RIPAS integrates Aimsun microsimulation and SPEKTR controllers

Client: RIPAS (Разработка и производство автоматизированных систем, Automated Systems Design and Manufacture) Brief: Integrate Aimsun microsimulation and SPEKTR traffic controllers and traffic management system (developed by RIPAS) to allow on-the-spot projection of adaptive controls onto real-life networks.

In answer to the high demand for network development in Russia, RIPAS has developed a tool that can clearly demonstrate future possibilities to traffic engineers and potential investors and developers: the PIC Program Interface Controller. The PIC is a kind of visionary tool that links Aimsun modelling software with the SPEKTR road traffic controller and the ITS SPEKTR (the control centre).

PIC is an internal development at RIPAS and is currently not externally marketed but used principally as a training tool in universities, to test and adapt models and also for promotional purposes, to show what the SPEKTR controllers and Aimsun are capable of. The interface between the software and the controller means that hardware and software modelling is carried out in real time. This simulation allows the specialist to fine-tune adaptive algorithms using the real controller, setting the position of transport detectors, duration of phases and other parameters. Through this link, practitioners can carry out tests of the RTC in real modes from their office desk.

Modelled intersection with real TLC connected

The PIC

Method

The technical team at RIPAS wrote a software module for Aimsun and developed a hardware module for the TLC (traffic light controller). Aimsun is connected to the SPEKTR TLC via the USB RS232 engineering control interface for detector data transmission. The controller is also connected to the PC via RS232 to read the state of the TLC signal group along with other parameters, and is connected via Ethernet to the control centre.

When the vehicles in the Aimsun simulated street network interact with the transport detector in the model using PIC, this signal transmits to the TLC detector board. The TLC believes that it is triggered by physical detectors and the state of the current signal group and the results of processing are sent back into Aimsun.

The controller works on the same time-scale as the Aimsun model: switch the time range and the controller will switch to the same one; stop the model and the controller’s clock will stop too. Similarly, switching the controller’s settings in the control centre effects the same changes in the Aimsun model. It is as close as it gets to the real environment.

Conclusions

PIC is a useful training platform as it allows operators to explore all the features of traffic control with simulated vehicles. Students use PIC for free at the Saint-Petersburg State University of Architecture and Civil Engineering to carry out studies, test algorithms and perform test runs with controllers. PIC is also useful for establishing coordination plans which is sometimes difficult in adaptive mode. PIC allows the user to coordinate the plans, which will be tested and refined before use in the real world.
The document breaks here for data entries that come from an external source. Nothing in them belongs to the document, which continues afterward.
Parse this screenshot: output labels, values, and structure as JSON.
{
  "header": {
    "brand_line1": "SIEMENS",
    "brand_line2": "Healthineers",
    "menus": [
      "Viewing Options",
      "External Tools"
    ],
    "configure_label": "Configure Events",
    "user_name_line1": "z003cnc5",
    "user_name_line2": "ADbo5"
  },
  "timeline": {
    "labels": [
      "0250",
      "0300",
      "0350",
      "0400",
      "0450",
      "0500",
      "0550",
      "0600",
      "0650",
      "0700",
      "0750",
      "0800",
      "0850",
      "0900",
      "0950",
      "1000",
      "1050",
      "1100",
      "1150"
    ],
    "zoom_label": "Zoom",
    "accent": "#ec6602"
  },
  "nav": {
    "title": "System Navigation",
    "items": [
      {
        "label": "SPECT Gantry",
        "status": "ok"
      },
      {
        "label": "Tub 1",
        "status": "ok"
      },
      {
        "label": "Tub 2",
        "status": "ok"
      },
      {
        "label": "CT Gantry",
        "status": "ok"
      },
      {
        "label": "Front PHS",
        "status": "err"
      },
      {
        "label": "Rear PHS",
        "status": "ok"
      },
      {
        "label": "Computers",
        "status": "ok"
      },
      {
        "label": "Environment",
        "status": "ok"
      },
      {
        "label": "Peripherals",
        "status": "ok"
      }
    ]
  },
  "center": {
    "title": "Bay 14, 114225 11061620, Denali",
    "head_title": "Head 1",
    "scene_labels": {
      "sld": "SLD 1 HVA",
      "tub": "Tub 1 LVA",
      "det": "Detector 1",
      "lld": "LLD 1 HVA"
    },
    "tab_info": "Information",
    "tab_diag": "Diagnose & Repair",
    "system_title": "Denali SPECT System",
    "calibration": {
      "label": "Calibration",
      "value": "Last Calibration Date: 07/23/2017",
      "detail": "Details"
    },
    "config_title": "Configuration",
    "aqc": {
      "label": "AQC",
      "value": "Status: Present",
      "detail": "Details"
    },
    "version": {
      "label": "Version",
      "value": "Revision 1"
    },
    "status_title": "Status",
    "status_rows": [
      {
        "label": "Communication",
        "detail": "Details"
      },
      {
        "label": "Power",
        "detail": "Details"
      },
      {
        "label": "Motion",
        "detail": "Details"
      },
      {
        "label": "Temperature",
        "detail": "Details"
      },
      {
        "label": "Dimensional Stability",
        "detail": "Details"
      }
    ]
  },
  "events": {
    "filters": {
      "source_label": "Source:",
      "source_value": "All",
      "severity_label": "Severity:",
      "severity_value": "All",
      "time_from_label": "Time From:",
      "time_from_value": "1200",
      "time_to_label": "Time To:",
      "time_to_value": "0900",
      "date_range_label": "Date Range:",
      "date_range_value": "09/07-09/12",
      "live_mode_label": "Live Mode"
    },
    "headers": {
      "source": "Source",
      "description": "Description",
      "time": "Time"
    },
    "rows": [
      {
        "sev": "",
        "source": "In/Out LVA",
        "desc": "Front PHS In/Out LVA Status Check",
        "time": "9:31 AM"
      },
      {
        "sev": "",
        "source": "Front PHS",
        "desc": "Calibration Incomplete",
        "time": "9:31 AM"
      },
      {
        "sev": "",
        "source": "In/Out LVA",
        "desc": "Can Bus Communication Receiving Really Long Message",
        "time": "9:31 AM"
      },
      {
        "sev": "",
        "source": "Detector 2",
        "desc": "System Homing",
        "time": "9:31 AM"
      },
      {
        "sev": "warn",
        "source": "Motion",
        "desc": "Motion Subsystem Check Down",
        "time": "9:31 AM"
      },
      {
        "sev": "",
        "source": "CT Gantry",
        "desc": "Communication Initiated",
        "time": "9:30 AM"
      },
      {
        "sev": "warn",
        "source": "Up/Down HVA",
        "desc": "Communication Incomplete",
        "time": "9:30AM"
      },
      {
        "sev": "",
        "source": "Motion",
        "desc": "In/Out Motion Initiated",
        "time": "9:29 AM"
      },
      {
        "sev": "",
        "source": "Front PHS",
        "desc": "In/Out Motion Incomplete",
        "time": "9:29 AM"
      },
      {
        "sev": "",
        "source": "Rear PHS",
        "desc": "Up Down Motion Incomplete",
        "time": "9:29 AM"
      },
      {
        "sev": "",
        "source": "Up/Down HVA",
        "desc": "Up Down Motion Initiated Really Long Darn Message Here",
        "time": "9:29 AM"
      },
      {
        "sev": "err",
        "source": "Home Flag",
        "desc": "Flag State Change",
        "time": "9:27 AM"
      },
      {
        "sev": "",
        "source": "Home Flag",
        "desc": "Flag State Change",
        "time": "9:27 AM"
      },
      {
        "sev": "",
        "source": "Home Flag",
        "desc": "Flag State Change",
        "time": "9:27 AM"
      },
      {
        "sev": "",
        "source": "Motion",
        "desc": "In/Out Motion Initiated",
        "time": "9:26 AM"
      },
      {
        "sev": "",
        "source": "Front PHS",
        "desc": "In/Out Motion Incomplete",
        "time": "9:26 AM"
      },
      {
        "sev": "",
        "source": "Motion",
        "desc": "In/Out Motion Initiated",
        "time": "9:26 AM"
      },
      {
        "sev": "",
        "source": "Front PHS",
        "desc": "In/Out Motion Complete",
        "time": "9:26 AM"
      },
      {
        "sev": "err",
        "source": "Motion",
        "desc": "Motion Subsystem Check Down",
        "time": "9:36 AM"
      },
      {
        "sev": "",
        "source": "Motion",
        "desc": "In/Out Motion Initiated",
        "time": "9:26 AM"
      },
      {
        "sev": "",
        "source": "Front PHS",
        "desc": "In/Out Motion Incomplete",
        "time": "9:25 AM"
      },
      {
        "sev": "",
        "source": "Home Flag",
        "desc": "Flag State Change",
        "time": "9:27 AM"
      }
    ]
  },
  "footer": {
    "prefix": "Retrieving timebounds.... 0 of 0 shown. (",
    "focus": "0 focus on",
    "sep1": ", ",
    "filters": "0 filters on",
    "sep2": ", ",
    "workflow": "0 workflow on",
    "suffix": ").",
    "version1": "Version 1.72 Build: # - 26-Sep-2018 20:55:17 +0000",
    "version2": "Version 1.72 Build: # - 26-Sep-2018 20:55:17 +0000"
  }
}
A number of companies and research institutes are developing advanced adaptive control algorithms. The integration of SPEKTR and Aimsun allows project developers to test the effectiveness of current algorithms and compare them with more innovative algorithmic pilots. This integration exemplifies what Aimsun is all about: openness and possibility.